CASE STUDY 2 (PERTUSSIS)

Resolving paradoxes posed by individual-level versus population-level data.

C. Nadell
A strain of Vibrio cholerae; C. Nadell

Pertussis (whooping cough), caused by Bordetella species bacteria, is a leading cause of vaccine-preventable death among children worldwide and is resurgent in many developed countries despite the widespread availability and application of nominally effective vaccines. The disease is most severe (and mortality highest) in infants and young children, who often have distinctive symptoms. Among adults, the disease is typically much milder and the symptoms are easily confused with those caused by other pathogens. A popular hypothesis for the resurgence of pertussis is that vaccines are effective for at most a few years and that undiagnosed infections in teenagers and adults are responsible for much of the transmission; a second hypothesis is that current vaccines protect against disease but not infection, resulting in transmission from vaccinated hosts (see [1]).

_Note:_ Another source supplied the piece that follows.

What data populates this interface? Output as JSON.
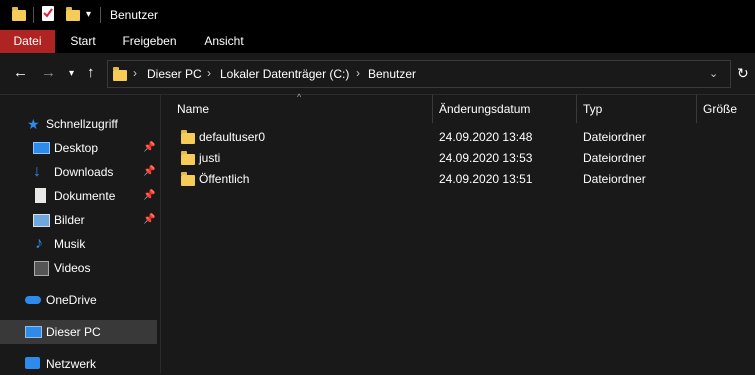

Pertussis is resurgent in many developed countries despite the widespread availability and application of nominally effective vaccines.

The potential for transmissible infection in vaccinated hosts is strongly suggested by a series of experiments in baboons: hosts inoculated with a common pertussis vaccine were susceptible to infection when exposed to infectious baboons, and vaccinated and subsequently infected baboons were capable of transmission of bacteria [2]. Critically, in marked contrast to naive animals, vaccinated animals developed no detectable disease upon infection. These data lend credence to the hypotheses described above.

However, in apparent contradiction to those findings, a growing number of studies demonstrate that the population dynamics of pertussis are inconsistent with appreciable amounts of transmissible infection in the older age classes (e.g., [3, 4]). Wherever data have been examined, mass vaccination campaigns are associated with initial, rapid collapses in the incidence of infection, a telltale signature of population-wide ‘herd’ immunity incompatible with rapidly waning immunity or vaccines largely ineffective against transmission [3-6]. In effect, then, data gathered at different scales – at the level of individual hosts and at the host population level – present a paradoxical picture of pertussis epidemiology in vaccinated populations.

Data gathered at different scales – at the level of individual hosts and at the host population level – present a paradoxical picture of pertussis epidemiology in vaccinated populations.

Resolution of this paradox will require bridging the gap between the determinants of an individual host’s course of infection and the dynamics of transmission at the population level. At the individual-level, we need to understand the roles of age, vaccine composition, and host vaccination and infection history on severity of disease, intensity of transmission, and duration and degree of immunity induced by vaccination or infection. Once new models that accurately represent these individual-scale infection dynamics have been developed, the bridge to population level dynamics can be made mathematically explicit using well-established techniques (e.g., [7, 8]). However, the knowledge to do so does not lie within the capacity of any one research group, but will instead require new collaborations that include microbiologists, immunologists, pathologists, epidemiological ecologists and mathematicians fostered by our IDEAS RCN.

References:

  1. Jackson, D.W. and P. Rohani, Perplexities of pertussis: recent global epidemiological trends and their potential causes. Epidemiol Infect, 2013: p. 1-13.
  2. Warfel, J.M. and T.J. Merkel, Bordetella pertussis infection induces a mucosal IL-17 response and long-lived Th17 and Th1 immune memory cells in nonhuman primates. Mucosal Immunol, 2013. 6(4): p. 787-96.
  3. Rohani, P., X. Zhong, and A.A. King, Contact network structure explains the changing epidemiology of pertussis. Science, 2010. 330(6006): p. 982-5.
  4. Lavine, J.S. and P. Rohani, Resolving pertussis immunity and vaccine effectiveness using incidence time series. Expert Rev Vaccines, 2012. 11(11): p. 1319-29.
  5. Wearing, H.J. and P. Rohani, Estimating the duration of pertussis immunity using epidemiological signatures. PLoS Pathog, 2009. 5(10): p. e1000647.
  6. Blackwood, J.C., et al., Deciphering the impacts of vaccination and immunity on pertussis epidemiology in Thailand. PNAS US, 2013. 110(23): p. 9595-600.
  7. Gilchrist, M.A. and D. Coombs, Evolution of virulence: interdependence, constraints, and selection using nested models. Theor Popul Biol, 2006. 69(2): p. 145-53.
  8. King, A.A., et al., Evolution of acute infections and the invasion-persistence trade-off. Am Nat, 2009. 173(4): p. 446-55.